Whatever your reasons, there are all kinds of benefits to getting crowns for your teeth. If you’re trying to decide whether or not to go through with the procedure, understanding how the process works can help you to make your decision.
So, what exactly happens when you decide to get a crown or crowns?
At the First Appointment
Step one, obviously, is to contact your dentist and set up an appointment. At that appointment, your dentist will begin by walking you through the procedure and telling you how crowns can help to restore your smile.
Depending on the dentist, your crowns may be made out of different materials, including porcelain or ceramic. Be sure to research the best material for the crowns that you need, and discuss your preferences with your dentist.
Also during the initial appointment, your dentist will look at the teeth that need to be covered, and may offer alternative options, including bridges or dental implants.
Molds and Temporary Crowns
After you and your dentist decide to move forward with the process, it still takes another appointment or two for the crowns to be installed. The dentist first needs to shape the tooth so that it can properly fit a crown over it.
Your tooth may be filed down. If it’s chipped or damaged, the tooth may also be filled in. Impressions are then made to be sent to a lab so the crown can be constructed.
It will take a few weeks to build the permanent crown, so in the meantime, your dentist will provide you with a temporary crown. The temporary crown is made to briefly protect the affected tooth and help it function until the permanent crown is installed.
Permanent Crown Installed
Once the permanent crown is built, it can be attached to your tooth. Often, a local anesthetic will be applied to the gums around the tooth in order to eliminate pain while the crown is installed.

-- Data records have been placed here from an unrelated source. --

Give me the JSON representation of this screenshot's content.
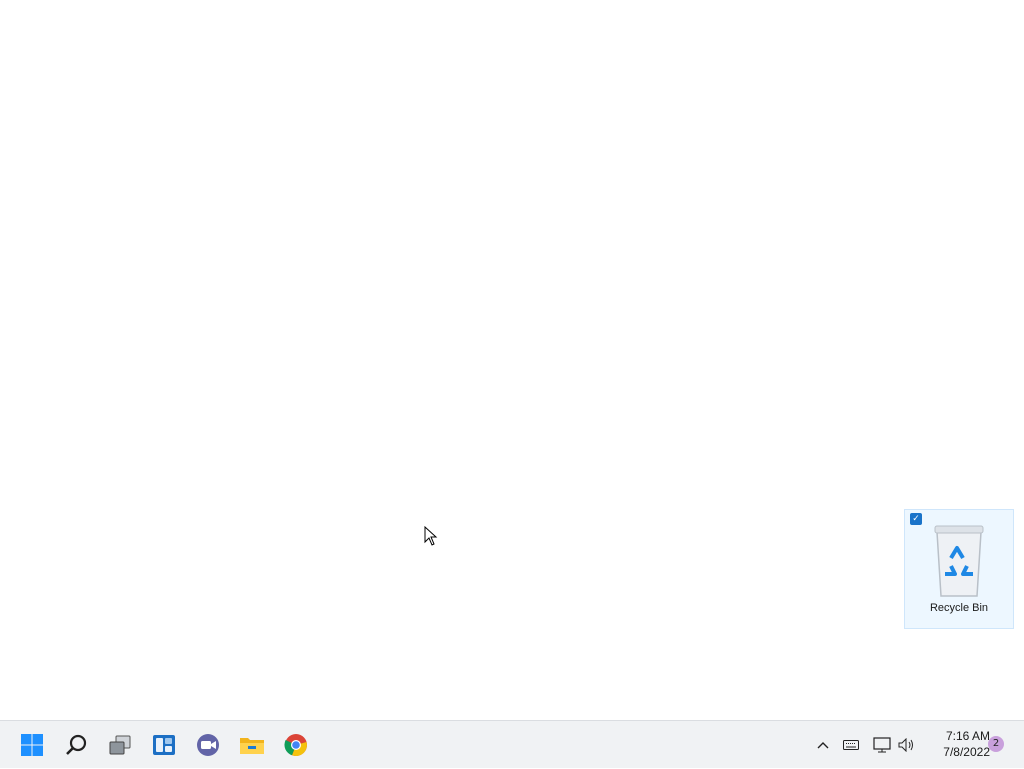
{
  "desktop": {
    "recycle_bin": {
      "label": "Recycle Bin",
      "icon": "recycle-bin-icon",
      "selected": true
    }
  },
  "taskbar": {
    "pinned": [
      {
        "name": "start-button",
        "icon": "windows-logo-icon"
      },
      {
        "name": "search-button",
        "icon": "search-icon"
      },
      {
        "name": "task-view-button",
        "icon": "task-view-icon"
      },
      {
        "name": "widgets-button",
        "icon": "widgets-icon"
      },
      {
        "name": "teams-chat-button",
        "icon": "teams-icon"
      },
      {
        "name": "file-explorer-button",
        "icon": "folder-icon"
      },
      {
        "name": "chrome-button",
        "icon": "chrome-icon"
      }
    ],
    "tray": {
      "icons": [
        "chevron-up-icon",
        "keyboard-icon",
        "network-icon",
        "volume-icon"
      ],
      "time": "7:16 AM",
      "date": "7/8/2022",
      "notification_count": "2"
    }
  },
  "colors": {
    "taskbar_bg": "#f0f2f4",
    "accent": "#0078d4"
  }
}
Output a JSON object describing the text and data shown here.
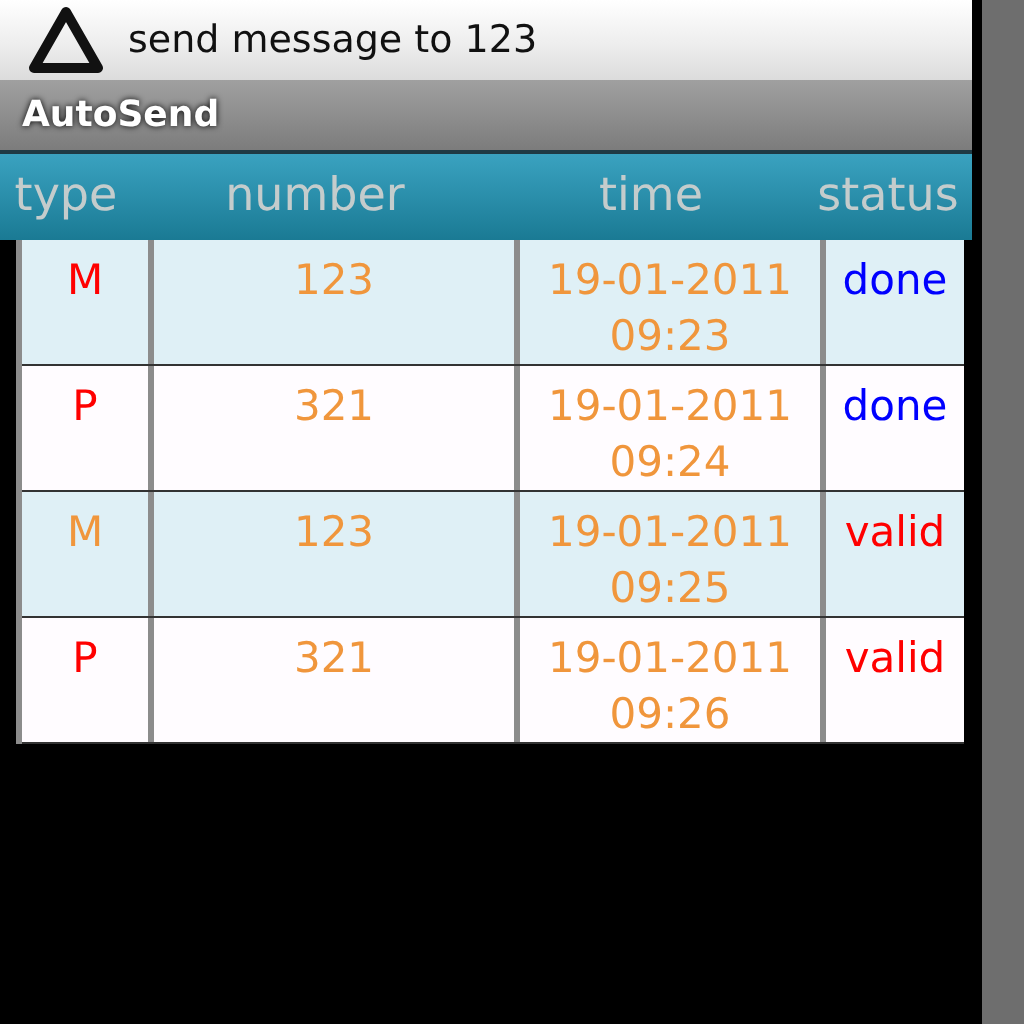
{
  "notification": {
    "text": "send message to 123"
  },
  "app_title": "AutoSend",
  "table": {
    "columns": [
      "type",
      "number",
      "time",
      "status"
    ],
    "rows": [
      [
        {
          "text": "M",
          "color": "#ff0000"
        },
        {
          "text": "123",
          "color": "#f0963c"
        },
        {
          "text": "19-01-2011 09:23",
          "color": "#f0963c"
        },
        {
          "text": "done",
          "color": "#0000ff"
        }
      ],
      [
        {
          "text": "P",
          "color": "#ff0000"
        },
        {
          "text": "321",
          "color": "#f0963c"
        },
        {
          "text": "19-01-2011 09:24",
          "color": "#f0963c"
        },
        {
          "text": "done",
          "color": "#0000ff"
        }
      ],
      [
        {
          "text": "M",
          "color": "#f0963c"
        },
        {
          "text": "123",
          "color": "#f0963c"
        },
        {
          "text": "19-01-2011 09:25",
          "color": "#f0963c"
        },
        {
          "text": "valid",
          "color": "#ff0000"
        }
      ],
      [
        {
          "text": "P",
          "color": "#ff0000"
        },
        {
          "text": "321",
          "color": "#f0963c"
        },
        {
          "text": "19-01-2011 09:26",
          "color": "#f0963c"
        },
        {
          "text": "valid",
          "color": "#ff0000"
        }
      ]
    ]
  }
}
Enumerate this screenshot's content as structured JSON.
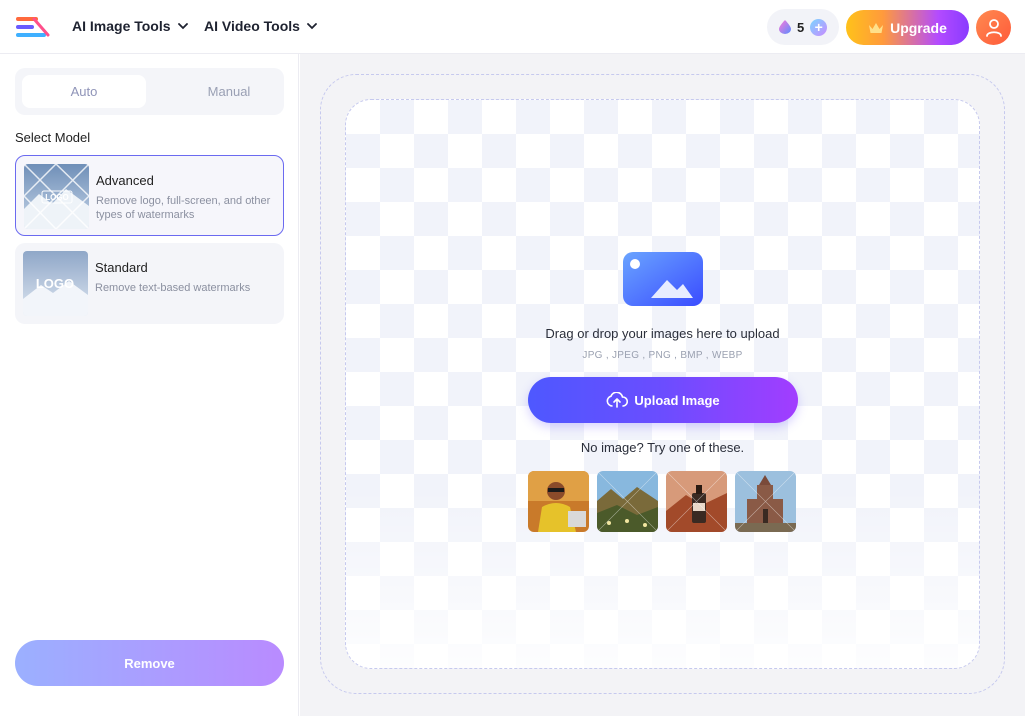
{
  "header": {
    "nav": [
      {
        "label": "AI Image Tools"
      },
      {
        "label": "AI Video Tools"
      }
    ],
    "credits": {
      "count": "5",
      "plus": "+"
    },
    "upgrade_label": "Upgrade"
  },
  "sidebar": {
    "modes": {
      "auto": "Auto",
      "manual": "Manual"
    },
    "section_title": "Select Model",
    "models": [
      {
        "name": "Advanced",
        "description": "Remove logo, full-screen, and other types of watermarks",
        "thumb_text": "LOGO"
      },
      {
        "name": "Standard",
        "description": "Remove text-based watermarks",
        "thumb_text": "LOGO"
      }
    ],
    "remove_label": "Remove"
  },
  "main": {
    "drop_text": "Drag or drop your images here to upload",
    "formats": "JPG , JPEG , PNG , BMP , WEBP",
    "upload_label": "Upload Image",
    "try_text": "No image? Try one of these."
  },
  "colors": {
    "accent": "#5b56f5",
    "upgrade_gradient_start": "#ffc21a",
    "upgrade_gradient_end": "#8a3bff"
  }
}
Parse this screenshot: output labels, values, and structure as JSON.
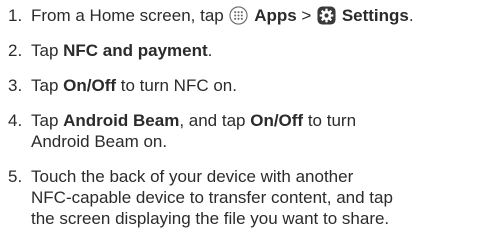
{
  "steps": [
    {
      "num": "1.",
      "parts": {
        "a": "From a Home screen, tap ",
        "apps_icon": "apps-icon",
        "apps": "Apps",
        "sep": " > ",
        "settings_icon": "settings-gear-icon",
        "settings": "Settings",
        "end": "."
      }
    },
    {
      "num": "2.",
      "parts": {
        "a": "Tap ",
        "b": "NFC and payment",
        "c": "."
      }
    },
    {
      "num": "3.",
      "parts": {
        "a": "Tap ",
        "b": "On/Off",
        "c": " to turn NFC on."
      }
    },
    {
      "num": "4.",
      "parts": {
        "a": "Tap ",
        "b": "Android Beam",
        "c": ", and tap ",
        "d": "On/Off",
        "e": " to turn",
        "f": "Android Beam on."
      }
    },
    {
      "num": "5.",
      "lines": [
        "Touch the back of your device with another",
        "NFC-capable device to transfer content, and tap",
        "the screen displaying the file you want to share."
      ]
    }
  ]
}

Either way, you may feel some discomfort while the crown is applied. During the procedure, the temporary crown is removed and replaced with the permanent crown.
The dentist will then apply a strong adhesive to the permanent crown, and use light technology to quickly dry the adhesive.
After the Crown
After the permanent crown is installed, you will be free to go, but this doesn’t mean the process is entirely over. It will take some time to adjust to your new crown: if the nerve is still present, you may feel sensitivity to cold or hot foods, your bite may feel strange, or other issues may make themselves known. After a while, however, you will get used to the crown and your improved bite.
Take care of crowns like you would any other tooth. While the crown itself will not decay or lose its color, it is still attached to an exposed gum and gum line. Make sure you brush and floss like normal. Your dentist may recommend a toothpaste with more fluoride in order to prevent cavities.
It’s also important to know that crowns sometimes chip or fall out. If this happens to you, simply contact your dentist. Re-attaching the crown, or fixing the chip, is an easy fix.
Want to learn more about crowns or other dental modifications? Contact a South Florida dentist and make an appointment today.